Copy out the data that follows exactly, leaving out no line.
*** Opening of The data ***
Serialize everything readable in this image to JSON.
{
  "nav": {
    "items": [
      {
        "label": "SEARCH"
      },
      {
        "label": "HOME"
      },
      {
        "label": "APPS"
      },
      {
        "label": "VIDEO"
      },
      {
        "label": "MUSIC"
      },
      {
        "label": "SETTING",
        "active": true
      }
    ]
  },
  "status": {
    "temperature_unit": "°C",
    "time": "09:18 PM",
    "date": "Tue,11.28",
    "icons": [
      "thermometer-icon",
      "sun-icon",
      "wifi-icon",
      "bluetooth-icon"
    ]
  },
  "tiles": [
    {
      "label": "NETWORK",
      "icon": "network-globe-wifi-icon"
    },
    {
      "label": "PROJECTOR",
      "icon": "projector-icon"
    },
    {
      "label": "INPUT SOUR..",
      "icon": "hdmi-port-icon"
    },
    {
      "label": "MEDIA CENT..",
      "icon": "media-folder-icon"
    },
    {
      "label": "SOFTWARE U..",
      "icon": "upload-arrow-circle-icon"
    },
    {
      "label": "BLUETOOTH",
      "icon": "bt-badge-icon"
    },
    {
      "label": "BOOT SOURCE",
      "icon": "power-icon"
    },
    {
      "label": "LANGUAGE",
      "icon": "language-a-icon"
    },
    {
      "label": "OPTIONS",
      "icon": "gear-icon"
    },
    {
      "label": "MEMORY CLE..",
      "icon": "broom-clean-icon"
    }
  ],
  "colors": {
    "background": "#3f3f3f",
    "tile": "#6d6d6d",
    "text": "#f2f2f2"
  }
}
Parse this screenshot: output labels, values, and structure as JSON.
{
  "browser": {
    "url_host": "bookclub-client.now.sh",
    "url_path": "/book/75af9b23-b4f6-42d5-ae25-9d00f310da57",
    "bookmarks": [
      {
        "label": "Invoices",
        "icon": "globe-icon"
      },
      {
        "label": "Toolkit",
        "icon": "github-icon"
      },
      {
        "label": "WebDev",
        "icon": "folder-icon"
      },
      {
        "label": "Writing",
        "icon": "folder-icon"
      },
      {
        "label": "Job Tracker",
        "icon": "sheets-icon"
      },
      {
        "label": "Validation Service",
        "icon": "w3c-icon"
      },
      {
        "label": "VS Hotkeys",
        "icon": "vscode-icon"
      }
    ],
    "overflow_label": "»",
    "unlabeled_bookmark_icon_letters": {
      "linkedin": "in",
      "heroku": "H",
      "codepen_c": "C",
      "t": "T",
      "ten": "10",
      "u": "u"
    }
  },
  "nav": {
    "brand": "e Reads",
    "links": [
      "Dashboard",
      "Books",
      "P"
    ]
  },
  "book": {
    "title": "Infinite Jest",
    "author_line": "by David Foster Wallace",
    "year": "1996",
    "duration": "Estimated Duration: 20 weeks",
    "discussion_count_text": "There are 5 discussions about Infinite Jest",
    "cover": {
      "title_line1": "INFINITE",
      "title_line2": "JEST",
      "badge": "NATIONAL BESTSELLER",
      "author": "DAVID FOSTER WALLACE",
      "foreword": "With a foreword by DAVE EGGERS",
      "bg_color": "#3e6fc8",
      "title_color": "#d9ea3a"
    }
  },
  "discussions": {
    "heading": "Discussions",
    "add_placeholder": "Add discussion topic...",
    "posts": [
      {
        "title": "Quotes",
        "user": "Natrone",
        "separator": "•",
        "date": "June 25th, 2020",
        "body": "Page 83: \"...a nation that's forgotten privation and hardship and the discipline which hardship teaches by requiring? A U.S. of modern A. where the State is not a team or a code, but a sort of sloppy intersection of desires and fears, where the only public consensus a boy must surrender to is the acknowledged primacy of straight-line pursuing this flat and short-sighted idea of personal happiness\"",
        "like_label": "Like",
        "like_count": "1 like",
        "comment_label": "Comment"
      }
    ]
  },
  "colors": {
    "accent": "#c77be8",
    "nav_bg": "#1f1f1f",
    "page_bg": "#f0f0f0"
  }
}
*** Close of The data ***
→ **The answer**:
Serialize everything readable in this image to JSON.
{
  "nav": {
    "items": [
      {
        "label": "SEARCH"
      },
      {
        "label": "HOME"
      },
      {
        "label": "APPS"
      },
      {
        "label": "VIDEO"
      },
      {
        "label": "MUSIC"
      },
      {
        "label": "SETTING",
        "active": true
      }
    ]
  },
  "status": {
    "temperature_unit": "°C",
    "time": "09:18 PM",
    "date": "Tue,11.28",
    "icons": [
      "thermometer-icon",
      "sun-icon",
      "wifi-icon",
      "bluetooth-icon"
    ]
  },
  "tiles": [
    {
      "label": "NETWORK",
      "icon": "network-globe-wifi-icon"
    },
    {
      "label": "PROJECTOR",
      "icon": "projector-icon"
    },
    {
      "label": "INPUT SOUR..",
      "icon": "hdmi-port-icon"
    },
    {
      "label": "MEDIA CENT..",
      "icon": "media-folder-icon"
    },
    {
      "label": "SOFTWARE U..",
      "icon": "upload-arrow-circle-icon"
    },
    {
      "label": "BLUETOOTH",
      "icon": "bt-badge-icon"
    },
    {
      "label": "BOOT SOURCE",
      "icon": "power-icon"
    },
    {
      "label": "LANGUAGE",
      "icon": "language-a-icon"
    },
    {
      "label": "OPTIONS",
      "icon": "gear-icon"
    },
    {
      "label": "MEMORY CLE..",
      "icon": "broom-clean-icon"
    }
  ],
  "colors": {
    "background": "#3f3f3f",
    "tile": "#6d6d6d",
    "text": "#f2f2f2"
  }
}
Parse this screenshot: output labels, values, and structure as JSON.
{
  "browser": {
    "url_host": "bookclub-client.now.sh",
    "url_path": "/book/75af9b23-b4f6-42d5-ae25-9d00f310da57",
    "bookmarks": [
      {
        "label": "Invoices",
        "icon": "globe-icon"
      },
      {
        "label": "Toolkit",
        "icon": "github-icon"
      },
      {
        "label": "WebDev",
        "icon": "folder-icon"
      },
      {
        "label": "Writing",
        "icon": "folder-icon"
      },
      {
        "label": "Job Tracker",
        "icon": "sheets-icon"
      },
      {
        "label": "Validation Service",
        "icon": "w3c-icon"
      },
      {
        "label": "VS Hotkeys",
        "icon": "vscode-icon"
      }
    ],
    "overflow_label": "»",
    "unlabeled_bookmark_icon_letters": {
      "linkedin": "in",
      "heroku": "H",
      "codepen_c": "C",
      "t": "T",
      "ten": "10",
      "u": "u"
    }
  },
  "nav": {
    "brand": "e Reads",
    "links": [
      "Dashboard",
      "Books",
      "P"
    ]
  },
  "book": {
    "title": "Infinite Jest",
    "author_line": "by David Foster Wallace",
    "year": "1996",
    "duration": "Estimated Duration: 20 weeks",
    "discussion_count_text": "There are 5 discussions about Infinite Jest",
    "cover": {
      "title_line1": "INFINITE",
      "title_line2": "JEST",
      "badge": "NATIONAL BESTSELLER",
      "author": "DAVID FOSTER WALLACE",
      "foreword": "With a foreword by DAVE EGGERS",
      "bg_color": "#3e6fc8",
      "title_color": "#d9ea3a"
    }
  },
  "discussions": {
    "heading": "Discussions",
    "add_placeholder": "Add discussion topic...",
    "posts": [
      {
        "title": "Quotes",
        "user": "Natrone",
        "separator": "•",
        "date": "June 25th, 2020",
        "body": "Page 83: \"...a nation that's forgotten privation and hardship and the discipline which hardship teaches by requiring? A U.S. of modern A. where the State is not a team or a code, but a sort of sloppy intersection of desires and fears, where the only public consensus a boy must surrender to is the acknowledged primacy of straight-line pursuing this flat and short-sighted idea of personal happiness\"",
        "like_label": "Like",
        "like_count": "1 like",
        "comment_label": "Comment"
      }
    ]
  },
  "colors": {
    "accent": "#c77be8",
    "nav_bg": "#1f1f1f",
    "page_bg": "#f0f0f0"
  }
}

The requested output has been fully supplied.